And I have no idea why this obsession found me, which is sort of the impetus for the blog. In all honesty, I’m not very good at practical gardening either, which in no way diminishes the pleasure gained. I’m reasonably sure that any framework that allows one to consider issues of proportion and balance, whether in gardens or any other area, is worth pursuing.
More on Los Angeles, Zone 10: Rainfall averages approximately 15 inches. In a banner year. A subtle, dry landscape, easily sculpted by man and thus easily distorted, occasionally into the grotesque. Most of my life, I’ve always wanted to live elsewhere; now I never want to leave. Yet I just read that more people are now leaving Calif for Texas and Oklahoma as arrived from those states during the Dust Bowl. Migrations ever in flux.
“Q: Why is most of California’s climate referred to as Mediterranean? Isn’t that stretching it a bit far?
A: There are five regions in the world that have so-called Mediterranean climates. They are characterized by their locations 30 to 40 degrees from the equator on the western sides of continents and by the dry summers and wet, mild winters they typically have. Interestingly, the western edges of the continents have cold offshore currents and a complex phenomenon called upwelling, which makes these ocean areas very rich and varied in life forms and also moderates the summer temperatures in coastal areas. The reason we have rain in the winter months and not in the summer months is due to the fact that we are between two major climate zones: the northwest zone brings rain to the Seattle area most of the year but affects us mostly in the winter months, and the southern California zone, which is dry and calm and dominates our summer weather. Other areas of the world that have similar climates are the southwestern tip of Africa, portions of western Australia, the central coast of Chile, as well as the Mediterranean Basin, which has the world’s largest area with this climate. The amounts of rainfall and length of dry spells vary considerably within each of these regions.

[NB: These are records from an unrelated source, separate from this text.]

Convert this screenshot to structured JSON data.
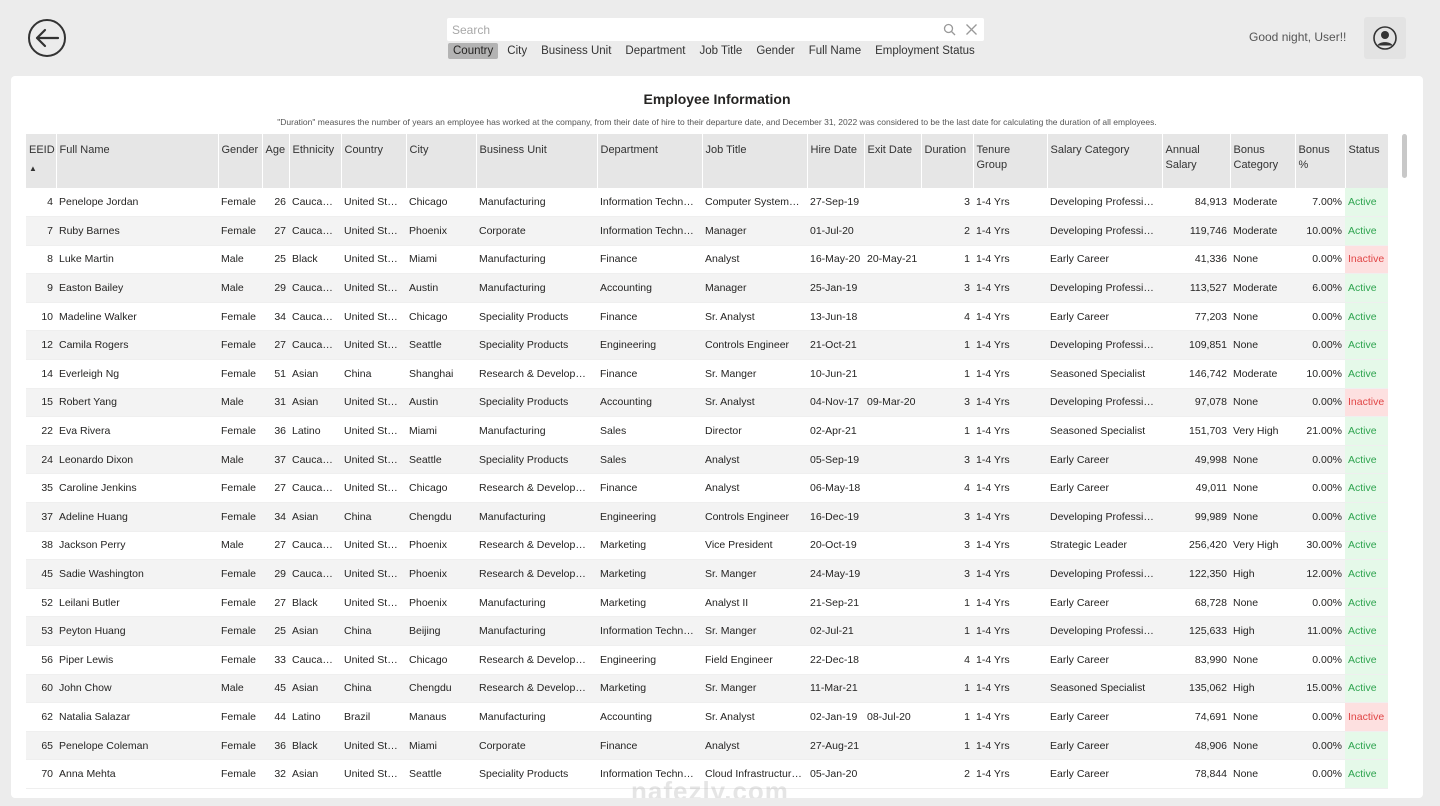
{
  "header": {
    "search_placeholder": "Search",
    "filters": [
      "Country",
      "City",
      "Business Unit",
      "Department",
      "Job Title",
      "Gender",
      "Full Name",
      "Employment Status"
    ],
    "active_filter": "Country",
    "greeting": "Good night, User!!"
  },
  "card": {
    "title": "Employee Information",
    "note": "\"Duration\" measures the number of years an employee has worked at the company, from their date of hire to their departure date, and December 31, 2022 was considered to be the last date for calculating the duration of all employees."
  },
  "table": {
    "columns": [
      "EEID",
      "Full Name",
      "Gender",
      "Age",
      "Ethnicity",
      "Country",
      "City",
      "Business Unit",
      "Department",
      "Job Title",
      "Hire Date",
      "Exit Date",
      "Duration",
      "Tenure Group",
      "Salary Category",
      "Annual Salary",
      "Bonus Category",
      "Bonus %",
      "Status"
    ],
    "sort_indicator": "▲",
    "rows": [
      [
        "4",
        "Penelope Jordan",
        "Female",
        "26",
        "Caucasian",
        "United Stat...",
        "Chicago",
        "Manufacturing",
        "Information Technol...",
        "Computer Systems ...",
        "27-Sep-19",
        "",
        "3",
        "1-4 Yrs",
        "Developing Professional",
        "84,913",
        "Moderate",
        "7.00%",
        "Active"
      ],
      [
        "7",
        "Ruby Barnes",
        "Female",
        "27",
        "Caucasian",
        "United Stat...",
        "Phoenix",
        "Corporate",
        "Information Technol...",
        "Manager",
        "01-Jul-20",
        "",
        "2",
        "1-4 Yrs",
        "Developing Professional",
        "119,746",
        "Moderate",
        "10.00%",
        "Active"
      ],
      [
        "8",
        "Luke Martin",
        "Male",
        "25",
        "Black",
        "United Stat...",
        "Miami",
        "Manufacturing",
        "Finance",
        "Analyst",
        "16-May-20",
        "20-May-21",
        "1",
        "1-4 Yrs",
        "Early Career",
        "41,336",
        "None",
        "0.00%",
        "Inactive"
      ],
      [
        "9",
        "Easton Bailey",
        "Male",
        "29",
        "Caucasian",
        "United Stat...",
        "Austin",
        "Manufacturing",
        "Accounting",
        "Manager",
        "25-Jan-19",
        "",
        "3",
        "1-4 Yrs",
        "Developing Professional",
        "113,527",
        "Moderate",
        "6.00%",
        "Active"
      ],
      [
        "10",
        "Madeline Walker",
        "Female",
        "34",
        "Caucasian",
        "United Stat...",
        "Chicago",
        "Speciality Products",
        "Finance",
        "Sr. Analyst",
        "13-Jun-18",
        "",
        "4",
        "1-4 Yrs",
        "Early Career",
        "77,203",
        "None",
        "0.00%",
        "Active"
      ],
      [
        "12",
        "Camila Rogers",
        "Female",
        "27",
        "Caucasian",
        "United Stat...",
        "Seattle",
        "Speciality Products",
        "Engineering",
        "Controls Engineer",
        "21-Oct-21",
        "",
        "1",
        "1-4 Yrs",
        "Developing Professional",
        "109,851",
        "None",
        "0.00%",
        "Active"
      ],
      [
        "14",
        "Everleigh Ng",
        "Female",
        "51",
        "Asian",
        "China",
        "Shanghai",
        "Research & Development",
        "Finance",
        "Sr. Manger",
        "10-Jun-21",
        "",
        "1",
        "1-4 Yrs",
        "Seasoned Specialist",
        "146,742",
        "Moderate",
        "10.00%",
        "Active"
      ],
      [
        "15",
        "Robert Yang",
        "Male",
        "31",
        "Asian",
        "United Stat...",
        "Austin",
        "Speciality Products",
        "Accounting",
        "Sr. Analyst",
        "04-Nov-17",
        "09-Mar-20",
        "3",
        "1-4 Yrs",
        "Developing Professional",
        "97,078",
        "None",
        "0.00%",
        "Inactive"
      ],
      [
        "22",
        "Eva Rivera",
        "Female",
        "36",
        "Latino",
        "United Stat...",
        "Miami",
        "Manufacturing",
        "Sales",
        "Director",
        "02-Apr-21",
        "",
        "1",
        "1-4 Yrs",
        "Seasoned Specialist",
        "151,703",
        "Very High",
        "21.00%",
        "Active"
      ],
      [
        "24",
        "Leonardo Dixon",
        "Male",
        "37",
        "Caucasian",
        "United Stat...",
        "Seattle",
        "Speciality Products",
        "Sales",
        "Analyst",
        "05-Sep-19",
        "",
        "3",
        "1-4 Yrs",
        "Early Career",
        "49,998",
        "None",
        "0.00%",
        "Active"
      ],
      [
        "35",
        "Caroline Jenkins",
        "Female",
        "27",
        "Caucasian",
        "United Stat...",
        "Chicago",
        "Research & Development",
        "Finance",
        "Analyst",
        "06-May-18",
        "",
        "4",
        "1-4 Yrs",
        "Early Career",
        "49,011",
        "None",
        "0.00%",
        "Active"
      ],
      [
        "37",
        "Adeline Huang",
        "Female",
        "34",
        "Asian",
        "China",
        "Chengdu",
        "Manufacturing",
        "Engineering",
        "Controls Engineer",
        "16-Dec-19",
        "",
        "3",
        "1-4 Yrs",
        "Developing Professional",
        "99,989",
        "None",
        "0.00%",
        "Active"
      ],
      [
        "38",
        "Jackson Perry",
        "Male",
        "27",
        "Caucasian",
        "United Stat...",
        "Phoenix",
        "Research & Development",
        "Marketing",
        "Vice President",
        "20-Oct-19",
        "",
        "3",
        "1-4 Yrs",
        "Strategic Leader",
        "256,420",
        "Very High",
        "30.00%",
        "Active"
      ],
      [
        "45",
        "Sadie Washington",
        "Female",
        "29",
        "Caucasian",
        "United Stat...",
        "Phoenix",
        "Research & Development",
        "Marketing",
        "Sr. Manger",
        "24-May-19",
        "",
        "3",
        "1-4 Yrs",
        "Developing Professional",
        "122,350",
        "High",
        "12.00%",
        "Active"
      ],
      [
        "52",
        "Leilani Butler",
        "Female",
        "27",
        "Black",
        "United Stat...",
        "Phoenix",
        "Manufacturing",
        "Marketing",
        "Analyst II",
        "21-Sep-21",
        "",
        "1",
        "1-4 Yrs",
        "Early Career",
        "68,728",
        "None",
        "0.00%",
        "Active"
      ],
      [
        "53",
        "Peyton Huang",
        "Female",
        "25",
        "Asian",
        "China",
        "Beijing",
        "Manufacturing",
        "Information Technol...",
        "Sr. Manger",
        "02-Jul-21",
        "",
        "1",
        "1-4 Yrs",
        "Developing Professional",
        "125,633",
        "High",
        "11.00%",
        "Active"
      ],
      [
        "56",
        "Piper Lewis",
        "Female",
        "33",
        "Caucasian",
        "United Stat...",
        "Chicago",
        "Research & Development",
        "Engineering",
        "Field Engineer",
        "22-Dec-18",
        "",
        "4",
        "1-4 Yrs",
        "Early Career",
        "83,990",
        "None",
        "0.00%",
        "Active"
      ],
      [
        "60",
        "John Chow",
        "Male",
        "45",
        "Asian",
        "China",
        "Chengdu",
        "Research & Development",
        "Marketing",
        "Sr. Manger",
        "11-Mar-21",
        "",
        "1",
        "1-4 Yrs",
        "Seasoned Specialist",
        "135,062",
        "High",
        "15.00%",
        "Active"
      ],
      [
        "62",
        "Natalia Salazar",
        "Female",
        "44",
        "Latino",
        "Brazil",
        "Manaus",
        "Manufacturing",
        "Accounting",
        "Sr. Analyst",
        "02-Jan-19",
        "08-Jul-20",
        "1",
        "1-4 Yrs",
        "Early Career",
        "74,691",
        "None",
        "0.00%",
        "Inactive"
      ],
      [
        "65",
        "Penelope Coleman",
        "Female",
        "36",
        "Black",
        "United Stat...",
        "Miami",
        "Corporate",
        "Finance",
        "Analyst",
        "27-Aug-21",
        "",
        "1",
        "1-4 Yrs",
        "Early Career",
        "48,906",
        "None",
        "0.00%",
        "Active"
      ],
      [
        "70",
        "Anna Mehta",
        "Female",
        "32",
        "Asian",
        "United Stat...",
        "Seattle",
        "Speciality Products",
        "Information Technol...",
        "Cloud Infrastructure...",
        "05-Jan-20",
        "",
        "2",
        "1-4 Yrs",
        "Early Career",
        "78,844",
        "None",
        "0.00%",
        "Active"
      ]
    ]
  },
  "watermark": "nafezly.com",
  "colors": {
    "active_bg": "#e5f9e9",
    "active_text": "#2ea44f",
    "inactive_bg": "#fde0e0",
    "inactive_text": "#e04545"
  }
}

Summer drought is the defining factor but it can range from 11-12 months down to 1-2 months.”
Thank you, Diane Lynch.
(photo by MB Maher)